■ **WHAT THE EXERCISE ASKS**: Please copy out every line of the data word for word.

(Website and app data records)
• • •
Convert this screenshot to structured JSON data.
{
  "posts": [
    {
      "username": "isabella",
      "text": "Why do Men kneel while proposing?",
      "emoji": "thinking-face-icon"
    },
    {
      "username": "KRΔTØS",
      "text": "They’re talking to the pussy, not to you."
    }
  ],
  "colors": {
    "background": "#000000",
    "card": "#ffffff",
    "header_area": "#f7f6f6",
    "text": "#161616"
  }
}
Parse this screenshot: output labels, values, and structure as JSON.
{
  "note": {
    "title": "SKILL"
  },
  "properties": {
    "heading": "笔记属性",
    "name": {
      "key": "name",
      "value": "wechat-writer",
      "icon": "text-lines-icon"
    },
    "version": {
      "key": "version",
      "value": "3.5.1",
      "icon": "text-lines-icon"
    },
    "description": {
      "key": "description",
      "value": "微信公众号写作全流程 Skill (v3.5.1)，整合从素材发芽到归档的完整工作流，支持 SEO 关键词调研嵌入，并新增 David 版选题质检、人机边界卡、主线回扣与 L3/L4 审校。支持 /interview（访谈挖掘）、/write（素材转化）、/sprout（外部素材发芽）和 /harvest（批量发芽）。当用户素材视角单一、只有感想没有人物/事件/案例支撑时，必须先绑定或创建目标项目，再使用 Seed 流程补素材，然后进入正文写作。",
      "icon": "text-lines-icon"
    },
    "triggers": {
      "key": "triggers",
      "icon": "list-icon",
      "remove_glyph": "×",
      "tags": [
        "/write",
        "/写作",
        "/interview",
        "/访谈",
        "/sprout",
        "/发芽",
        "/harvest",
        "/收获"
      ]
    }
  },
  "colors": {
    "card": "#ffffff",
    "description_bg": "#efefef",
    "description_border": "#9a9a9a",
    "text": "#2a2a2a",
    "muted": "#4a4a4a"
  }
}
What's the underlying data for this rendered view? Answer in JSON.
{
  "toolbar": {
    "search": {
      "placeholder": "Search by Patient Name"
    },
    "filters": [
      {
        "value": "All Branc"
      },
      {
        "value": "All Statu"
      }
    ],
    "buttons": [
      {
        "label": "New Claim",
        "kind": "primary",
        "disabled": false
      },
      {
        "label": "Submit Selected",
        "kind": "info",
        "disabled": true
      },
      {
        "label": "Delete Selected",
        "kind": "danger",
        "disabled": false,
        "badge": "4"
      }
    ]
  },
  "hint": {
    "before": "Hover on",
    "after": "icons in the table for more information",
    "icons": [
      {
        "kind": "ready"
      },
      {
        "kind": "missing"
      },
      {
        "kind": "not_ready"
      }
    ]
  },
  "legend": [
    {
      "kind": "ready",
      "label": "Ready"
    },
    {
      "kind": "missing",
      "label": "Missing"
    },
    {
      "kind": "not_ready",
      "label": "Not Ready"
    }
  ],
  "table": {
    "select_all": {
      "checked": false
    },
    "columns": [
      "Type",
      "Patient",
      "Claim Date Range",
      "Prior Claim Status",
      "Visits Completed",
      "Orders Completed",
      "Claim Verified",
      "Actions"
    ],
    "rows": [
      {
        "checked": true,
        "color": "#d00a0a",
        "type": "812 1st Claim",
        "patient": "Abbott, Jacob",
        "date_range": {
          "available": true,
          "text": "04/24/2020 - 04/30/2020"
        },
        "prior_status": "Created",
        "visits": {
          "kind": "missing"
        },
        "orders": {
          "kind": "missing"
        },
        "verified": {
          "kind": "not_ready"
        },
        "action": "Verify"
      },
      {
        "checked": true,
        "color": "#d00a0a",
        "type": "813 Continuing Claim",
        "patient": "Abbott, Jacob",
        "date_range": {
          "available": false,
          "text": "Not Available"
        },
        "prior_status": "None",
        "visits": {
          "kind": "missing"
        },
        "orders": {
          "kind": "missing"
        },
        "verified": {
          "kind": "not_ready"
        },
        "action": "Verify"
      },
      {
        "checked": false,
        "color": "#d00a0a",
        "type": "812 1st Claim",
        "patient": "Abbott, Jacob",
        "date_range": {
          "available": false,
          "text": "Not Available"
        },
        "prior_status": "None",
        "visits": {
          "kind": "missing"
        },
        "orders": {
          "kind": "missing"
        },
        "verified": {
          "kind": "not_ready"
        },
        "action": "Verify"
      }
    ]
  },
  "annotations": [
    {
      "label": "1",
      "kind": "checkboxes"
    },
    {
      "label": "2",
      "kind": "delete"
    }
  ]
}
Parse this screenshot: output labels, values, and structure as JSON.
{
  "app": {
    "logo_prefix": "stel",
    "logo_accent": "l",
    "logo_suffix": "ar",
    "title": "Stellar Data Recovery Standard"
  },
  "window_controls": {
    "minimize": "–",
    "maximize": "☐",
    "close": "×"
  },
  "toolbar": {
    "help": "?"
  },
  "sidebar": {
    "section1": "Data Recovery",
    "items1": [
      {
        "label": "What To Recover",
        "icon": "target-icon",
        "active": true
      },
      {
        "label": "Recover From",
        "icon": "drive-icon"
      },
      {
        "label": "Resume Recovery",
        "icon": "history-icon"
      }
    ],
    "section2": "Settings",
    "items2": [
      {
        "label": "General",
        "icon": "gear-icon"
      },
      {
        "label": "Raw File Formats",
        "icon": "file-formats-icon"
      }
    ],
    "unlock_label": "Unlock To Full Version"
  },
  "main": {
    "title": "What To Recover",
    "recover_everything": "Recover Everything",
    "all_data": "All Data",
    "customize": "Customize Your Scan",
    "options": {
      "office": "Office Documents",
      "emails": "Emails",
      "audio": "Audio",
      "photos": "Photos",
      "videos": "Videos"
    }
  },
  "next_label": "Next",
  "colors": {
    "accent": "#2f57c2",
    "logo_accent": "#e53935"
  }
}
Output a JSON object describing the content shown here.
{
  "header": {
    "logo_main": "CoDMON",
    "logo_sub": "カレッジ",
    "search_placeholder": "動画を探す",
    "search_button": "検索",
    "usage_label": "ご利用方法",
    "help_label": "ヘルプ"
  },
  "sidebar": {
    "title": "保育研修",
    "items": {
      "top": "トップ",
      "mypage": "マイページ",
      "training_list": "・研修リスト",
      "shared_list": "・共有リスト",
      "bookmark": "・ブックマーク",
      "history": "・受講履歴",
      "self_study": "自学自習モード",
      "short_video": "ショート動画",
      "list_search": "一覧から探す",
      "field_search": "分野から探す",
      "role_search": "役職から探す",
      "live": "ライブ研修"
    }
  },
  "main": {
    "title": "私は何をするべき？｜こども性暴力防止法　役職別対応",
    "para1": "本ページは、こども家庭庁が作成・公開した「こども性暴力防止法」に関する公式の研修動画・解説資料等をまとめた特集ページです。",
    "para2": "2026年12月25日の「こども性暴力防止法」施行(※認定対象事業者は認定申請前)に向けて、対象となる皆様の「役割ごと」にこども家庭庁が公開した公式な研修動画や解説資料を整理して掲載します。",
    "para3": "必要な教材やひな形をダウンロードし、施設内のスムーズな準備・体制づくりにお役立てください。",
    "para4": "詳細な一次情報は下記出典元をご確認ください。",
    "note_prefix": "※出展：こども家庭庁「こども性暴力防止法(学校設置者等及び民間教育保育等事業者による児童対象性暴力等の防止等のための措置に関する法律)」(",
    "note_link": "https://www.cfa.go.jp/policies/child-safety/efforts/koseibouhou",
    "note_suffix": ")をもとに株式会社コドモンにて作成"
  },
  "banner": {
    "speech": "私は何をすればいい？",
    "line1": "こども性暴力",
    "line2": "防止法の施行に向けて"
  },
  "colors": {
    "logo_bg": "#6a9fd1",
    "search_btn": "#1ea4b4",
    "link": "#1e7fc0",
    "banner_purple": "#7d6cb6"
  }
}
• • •
■ **SOLUTION**:
Convert this screenshot to structured JSON data.
{
  "posts": [
    {
      "username": "isabella",
      "text": "Why do Men kneel while proposing?",
      "emoji": "thinking-face-icon"
    },
    {
      "username": "KRΔTØS",
      "text": "They’re talking to the pussy, not to you."
    }
  ],
  "colors": {
    "background": "#000000",
    "card": "#ffffff",
    "header_area": "#f7f6f6",
    "text": "#161616"
  }
}
Parse this screenshot: output labels, values, and structure as JSON.
{
  "note": {
    "title": "SKILL"
  },
  "properties": {
    "heading": "笔记属性",
    "name": {
      "key": "name",
      "value": "wechat-writer",
      "icon": "text-lines-icon"
    },
    "version": {
      "key": "version",
      "value": "3.5.1",
      "icon": "text-lines-icon"
    },
    "description": {
      "key": "description",
      "value": "微信公众号写作全流程 Skill (v3.5.1)，整合从素材发芽到归档的完整工作流，支持 SEO 关键词调研嵌入，并新增 David 版选题质检、人机边界卡、主线回扣与 L3/L4 审校。支持 /interview（访谈挖掘）、/write（素材转化）、/sprout（外部素材发芽）和 /harvest（批量发芽）。当用户素材视角单一、只有感想没有人物/事件/案例支撑时，必须先绑定或创建目标项目，再使用 Seed 流程补素材，然后进入正文写作。",
      "icon": "text-lines-icon"
    },
    "triggers": {
      "key": "triggers",
      "icon": "list-icon",
      "remove_glyph": "×",
      "tags": [
        "/write",
        "/写作",
        "/interview",
        "/访谈",
        "/sprout",
        "/发芽",
        "/harvest",
        "/收获"
      ]
    }
  },
  "colors": {
    "card": "#ffffff",
    "description_bg": "#efefef",
    "description_border": "#9a9a9a",
    "text": "#2a2a2a",
    "muted": "#4a4a4a"
  }
}
What's the underlying data for this rendered view? Answer in JSON.
{
  "toolbar": {
    "search": {
      "placeholder": "Search by Patient Name"
    },
    "filters": [
      {
        "value": "All Branc"
      },
      {
        "value": "All Statu"
      }
    ],
    "buttons": [
      {
        "label": "New Claim",
        "kind": "primary",
        "disabled": false
      },
      {
        "label": "Submit Selected",
        "kind": "info",
        "disabled": true
      },
      {
        "label": "Delete Selected",
        "kind": "danger",
        "disabled": false,
        "badge": "4"
      }
    ]
  },
  "hint": {
    "before": "Hover on",
    "after": "icons in the table for more information",
    "icons": [
      {
        "kind": "ready"
      },
      {
        "kind": "missing"
      },
      {
        "kind": "not_ready"
      }
    ]
  },
  "legend": [
    {
      "kind": "ready",
      "label": "Ready"
    },
    {
      "kind": "missing",
      "label": "Missing"
    },
    {
      "kind": "not_ready",
      "label": "Not Ready"
    }
  ],
  "table": {
    "select_all": {
      "checked": false
    },
    "columns": [
      "Type",
      "Patient",
      "Claim Date Range",
      "Prior Claim Status",
      "Visits Completed",
      "Orders Completed",
      "Claim Verified",
      "Actions"
    ],
    "rows": [
      {
        "checked": true,
        "color": "#d00a0a",
        "type": "812 1st Claim",
        "patient": "Abbott, Jacob",
        "date_range": {
          "available": true,
          "text": "04/24/2020 - 04/30/2020"
        },
        "prior_status": "Created",
        "visits": {
          "kind": "missing"
        },
        "orders": {
          "kind": "missing"
        },
        "verified": {
          "kind": "not_ready"
        },
        "action": "Verify"
      },
      {
        "checked": true,
        "color": "#d00a0a",
        "type": "813 Continuing Claim",
        "patient": "Abbott, Jacob",
        "date_range": {
          "available": false,
          "text": "Not Available"
        },
        "prior_status": "None",
        "visits": {
          "kind": "missing"
        },
        "orders": {
          "kind": "missing"
        },
        "verified": {
          "kind": "not_ready"
        },
        "action": "Verify"
      },
      {
        "checked": false,
        "color": "#d00a0a",
        "type": "812 1st Claim",
        "patient": "Abbott, Jacob",
        "date_range": {
          "available": false,
          "text": "Not Available"
        },
        "prior_status": "None",
        "visits": {
          "kind": "missing"
        },
        "orders": {
          "kind": "missing"
        },
        "verified": {
          "kind": "not_ready"
        },
        "action": "Verify"
      }
    ]
  },
  "annotations": [
    {
      "label": "1",
      "kind": "checkboxes"
    },
    {
      "label": "2",
      "kind": "delete"
    }
  ]
}
Parse this screenshot: output labels, values, and structure as JSON.
{
  "app": {
    "logo_prefix": "stel",
    "logo_accent": "l",
    "logo_suffix": "ar",
    "title": "Stellar Data Recovery Standard"
  },
  "window_controls": {
    "minimize": "–",
    "maximize": "☐",
    "close": "×"
  },
  "toolbar": {
    "help": "?"
  },
  "sidebar": {
    "section1": "Data Recovery",
    "items1": [
      {
        "label": "What To Recover",
        "icon": "target-icon",
        "active": true
      },
      {
        "label": "Recover From",
        "icon": "drive-icon"
      },
      {
        "label": "Resume Recovery",
        "icon": "history-icon"
      }
    ],
    "section2": "Settings",
    "items2": [
      {
        "label": "General",
        "icon": "gear-icon"
      },
      {
        "label": "Raw File Formats",
        "icon": "file-formats-icon"
      }
    ],
    "unlock_label": "Unlock To Full Version"
  },
  "main": {
    "title": "What To Recover",
    "recover_everything": "Recover Everything",
    "all_data": "All Data",
    "customize": "Customize Your Scan",
    "options": {
      "office": "Office Documents",
      "emails": "Emails",
      "audio": "Audio",
      "photos": "Photos",
      "videos": "Videos"
    }
  },
  "next_label": "Next",
  "colors": {
    "accent": "#2f57c2",
    "logo_accent": "#e53935"
  }
}
Output a JSON object describing the content shown here.
{
  "header": {
    "logo_main": "CoDMON",
    "logo_sub": "カレッジ",
    "search_placeholder": "動画を探す",
    "search_button": "検索",
    "usage_label": "ご利用方法",
    "help_label": "ヘルプ"
  },
  "sidebar": {
    "title": "保育研修",
    "items": {
      "top": "トップ",
      "mypage": "マイページ",
      "training_list": "・研修リスト",
      "shared_list": "・共有リスト",
      "bookmark": "・ブックマーク",
      "history": "・受講履歴",
      "self_study": "自学自習モード",
      "short_video": "ショート動画",
      "list_search": "一覧から探す",
      "field_search": "分野から探す",
      "role_search": "役職から探す",
      "live": "ライブ研修"
    }
  },
  "main": {
    "title": "私は何をするべき？｜こども性暴力防止法　役職別対応",
    "para1": "本ページは、こども家庭庁が作成・公開した「こども性暴力防止法」に関する公式の研修動画・解説資料等をまとめた特集ページです。",
    "para2": "2026年12月25日の「こども性暴力防止法」施行(※認定対象事業者は認定申請前)に向けて、対象となる皆様の「役割ごと」にこども家庭庁が公開した公式な研修動画や解説資料を整理して掲載します。",
    "para3": "必要な教材やひな形をダウンロードし、施設内のスムーズな準備・体制づくりにお役立てください。",
    "para4": "詳細な一次情報は下記出典元をご確認ください。",
    "note_prefix": "※出展：こども家庭庁「こども性暴力防止法(学校設置者等及び民間教育保育等事業者による児童対象性暴力等の防止等のための措置に関する法律)」(",
    "note_link": "https://www.cfa.go.jp/policies/child-safety/efforts/koseibouhou",
    "note_suffix": ")をもとに株式会社コドモンにて作成"
  },
  "banner": {
    "speech": "私は何をすればいい？",
    "line1": "こども性暴力",
    "line2": "防止法の施行に向けて"
  },
  "colors": {
    "logo_bg": "#6a9fd1",
    "search_btn": "#1ea4b4",
    "link": "#1e7fc0",
    "banner_purple": "#7d6cb6"
  }
}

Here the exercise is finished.